The Actuary
October 28, 2013
By Judith Ugwumadu

In a statement, the regulator said it had become ‘increasingly apparent that some trustees and employers consider that a payment under a schedule of contributions can settle a section 75 debt’.

Geoff Cruickshank, TPR’s interim executive director for DB regulation, said: ‘Double counting carries significant risks for schemes and members and it is important that trustees understand these risks and how to avoid them.’ [EXPAND Read more]

Risks of double counting include: leaving a debt owed to the scheme unpaid, which will have a detrimental impact to scheme assets and member security; potential ineligibility of the scheme for Pension Protection Fund entry; and failing to properly consider the impacts on the ‘employer covenant’ following an employer departure.

‘Where we become aware that double counting has occurred we will raise this with the trustees and expect it to be addressed,’ said Cruickshank.

The regulator said legislation requires the ‘section 75’ debt that is triggered when an employer departs from a multi-employer scheme to be treated as a separate payment from ongoing contributions to repair the pension scheme’s deficit under a recovery plan.

In most cases, an employer departing a scheme results in a change to the employer agreement. To avoid double counting, trustees should assess the impact of an employer’s departure and deal with the section 75 debt and ongoing funding issues separately.

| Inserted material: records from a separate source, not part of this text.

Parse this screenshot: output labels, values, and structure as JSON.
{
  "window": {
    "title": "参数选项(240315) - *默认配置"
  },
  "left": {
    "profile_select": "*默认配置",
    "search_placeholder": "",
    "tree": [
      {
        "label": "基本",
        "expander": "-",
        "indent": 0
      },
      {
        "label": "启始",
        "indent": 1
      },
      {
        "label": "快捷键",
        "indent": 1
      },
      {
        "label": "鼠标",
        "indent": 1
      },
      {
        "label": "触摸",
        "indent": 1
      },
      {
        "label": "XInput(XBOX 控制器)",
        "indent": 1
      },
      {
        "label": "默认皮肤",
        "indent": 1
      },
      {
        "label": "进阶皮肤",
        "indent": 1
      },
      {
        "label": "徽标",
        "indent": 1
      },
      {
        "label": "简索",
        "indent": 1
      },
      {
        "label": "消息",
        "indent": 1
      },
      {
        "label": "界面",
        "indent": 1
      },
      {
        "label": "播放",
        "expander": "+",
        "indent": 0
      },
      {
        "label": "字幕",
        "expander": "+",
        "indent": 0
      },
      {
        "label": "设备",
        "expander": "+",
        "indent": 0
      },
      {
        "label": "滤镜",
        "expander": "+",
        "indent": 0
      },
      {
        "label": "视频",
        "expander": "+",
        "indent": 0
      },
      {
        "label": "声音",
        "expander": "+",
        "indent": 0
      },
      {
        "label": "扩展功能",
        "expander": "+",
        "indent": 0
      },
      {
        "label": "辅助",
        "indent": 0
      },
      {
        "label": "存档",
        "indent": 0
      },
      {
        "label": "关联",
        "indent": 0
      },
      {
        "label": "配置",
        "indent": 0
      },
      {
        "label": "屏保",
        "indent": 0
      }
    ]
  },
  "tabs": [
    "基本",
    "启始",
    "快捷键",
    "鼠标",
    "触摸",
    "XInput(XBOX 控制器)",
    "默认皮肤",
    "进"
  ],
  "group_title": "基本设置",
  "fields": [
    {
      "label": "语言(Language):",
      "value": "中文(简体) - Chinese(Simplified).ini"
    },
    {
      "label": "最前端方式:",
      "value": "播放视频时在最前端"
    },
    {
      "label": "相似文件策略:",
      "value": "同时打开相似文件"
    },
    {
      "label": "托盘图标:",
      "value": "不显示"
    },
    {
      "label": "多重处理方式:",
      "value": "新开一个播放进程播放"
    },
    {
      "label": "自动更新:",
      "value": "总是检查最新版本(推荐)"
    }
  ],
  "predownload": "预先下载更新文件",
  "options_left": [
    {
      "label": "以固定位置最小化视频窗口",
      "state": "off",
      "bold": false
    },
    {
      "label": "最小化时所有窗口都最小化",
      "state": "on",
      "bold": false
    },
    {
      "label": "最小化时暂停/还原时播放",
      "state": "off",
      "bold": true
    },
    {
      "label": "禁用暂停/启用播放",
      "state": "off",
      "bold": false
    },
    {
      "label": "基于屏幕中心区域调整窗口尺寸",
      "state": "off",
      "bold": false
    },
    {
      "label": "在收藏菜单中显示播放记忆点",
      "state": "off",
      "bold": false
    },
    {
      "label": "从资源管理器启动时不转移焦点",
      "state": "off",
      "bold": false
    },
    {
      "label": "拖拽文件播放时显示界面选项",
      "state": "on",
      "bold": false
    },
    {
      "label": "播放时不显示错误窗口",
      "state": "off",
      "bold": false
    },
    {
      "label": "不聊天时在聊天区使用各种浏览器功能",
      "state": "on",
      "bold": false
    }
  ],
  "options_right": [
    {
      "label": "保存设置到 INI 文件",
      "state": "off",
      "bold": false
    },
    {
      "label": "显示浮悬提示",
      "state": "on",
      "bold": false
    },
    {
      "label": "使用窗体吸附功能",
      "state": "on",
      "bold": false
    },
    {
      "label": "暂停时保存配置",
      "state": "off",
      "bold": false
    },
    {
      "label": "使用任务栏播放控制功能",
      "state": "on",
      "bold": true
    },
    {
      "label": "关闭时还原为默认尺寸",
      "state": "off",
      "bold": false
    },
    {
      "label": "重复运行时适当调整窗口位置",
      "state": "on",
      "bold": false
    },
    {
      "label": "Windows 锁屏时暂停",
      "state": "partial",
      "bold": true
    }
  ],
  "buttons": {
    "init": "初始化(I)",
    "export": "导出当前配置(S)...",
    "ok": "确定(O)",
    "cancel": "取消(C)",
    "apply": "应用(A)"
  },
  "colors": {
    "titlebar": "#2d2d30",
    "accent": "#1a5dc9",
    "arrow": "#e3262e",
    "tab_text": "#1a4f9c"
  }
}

As such, the regulator is now dealing with a number of cases where ‘section 75’ debt repayments and ongoing recovery plan payments have been ‘double counted’, contrary to legislation, the TPR said. [/EXPAND]